**Description of the task**
Compute how many lines below contain the word "name" and respond with that number only.

**Materials provided**
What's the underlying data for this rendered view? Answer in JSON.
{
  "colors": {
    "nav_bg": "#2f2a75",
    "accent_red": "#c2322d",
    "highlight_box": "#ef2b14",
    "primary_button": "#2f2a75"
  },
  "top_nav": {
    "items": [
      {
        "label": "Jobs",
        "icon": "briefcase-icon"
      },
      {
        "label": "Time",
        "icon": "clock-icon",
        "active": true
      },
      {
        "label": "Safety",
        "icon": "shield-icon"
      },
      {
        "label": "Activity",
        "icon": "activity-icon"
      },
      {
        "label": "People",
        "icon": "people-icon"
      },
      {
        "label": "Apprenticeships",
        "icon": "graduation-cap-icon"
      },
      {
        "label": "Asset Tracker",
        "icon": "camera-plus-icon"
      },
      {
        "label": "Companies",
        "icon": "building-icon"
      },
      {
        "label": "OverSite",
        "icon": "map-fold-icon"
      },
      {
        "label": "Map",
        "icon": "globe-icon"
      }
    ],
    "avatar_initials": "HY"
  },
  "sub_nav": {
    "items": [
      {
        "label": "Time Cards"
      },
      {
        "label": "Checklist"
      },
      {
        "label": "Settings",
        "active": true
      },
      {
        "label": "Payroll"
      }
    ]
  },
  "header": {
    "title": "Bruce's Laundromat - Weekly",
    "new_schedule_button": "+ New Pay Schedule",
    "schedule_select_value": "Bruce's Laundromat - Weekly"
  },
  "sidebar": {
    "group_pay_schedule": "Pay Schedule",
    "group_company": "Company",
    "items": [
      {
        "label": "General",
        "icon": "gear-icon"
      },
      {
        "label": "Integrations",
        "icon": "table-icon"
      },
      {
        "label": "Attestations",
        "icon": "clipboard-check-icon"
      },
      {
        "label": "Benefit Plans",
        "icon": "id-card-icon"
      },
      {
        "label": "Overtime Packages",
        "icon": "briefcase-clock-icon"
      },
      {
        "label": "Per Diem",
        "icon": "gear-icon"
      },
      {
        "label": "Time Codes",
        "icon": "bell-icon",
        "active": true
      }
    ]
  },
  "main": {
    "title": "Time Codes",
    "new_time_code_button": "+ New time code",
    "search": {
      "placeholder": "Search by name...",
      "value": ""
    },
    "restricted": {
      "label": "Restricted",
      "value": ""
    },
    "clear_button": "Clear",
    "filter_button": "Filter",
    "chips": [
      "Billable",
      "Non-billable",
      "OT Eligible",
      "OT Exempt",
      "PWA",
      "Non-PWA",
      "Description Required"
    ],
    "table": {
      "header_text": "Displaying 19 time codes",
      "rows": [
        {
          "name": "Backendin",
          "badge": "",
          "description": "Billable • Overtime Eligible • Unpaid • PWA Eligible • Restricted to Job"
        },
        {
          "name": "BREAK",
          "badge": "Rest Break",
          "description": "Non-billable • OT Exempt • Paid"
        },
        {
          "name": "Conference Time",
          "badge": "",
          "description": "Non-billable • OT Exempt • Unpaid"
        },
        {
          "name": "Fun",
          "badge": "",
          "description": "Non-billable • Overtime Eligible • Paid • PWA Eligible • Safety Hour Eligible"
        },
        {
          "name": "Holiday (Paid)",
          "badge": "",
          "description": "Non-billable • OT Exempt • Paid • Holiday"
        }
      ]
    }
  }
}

**Task response**
6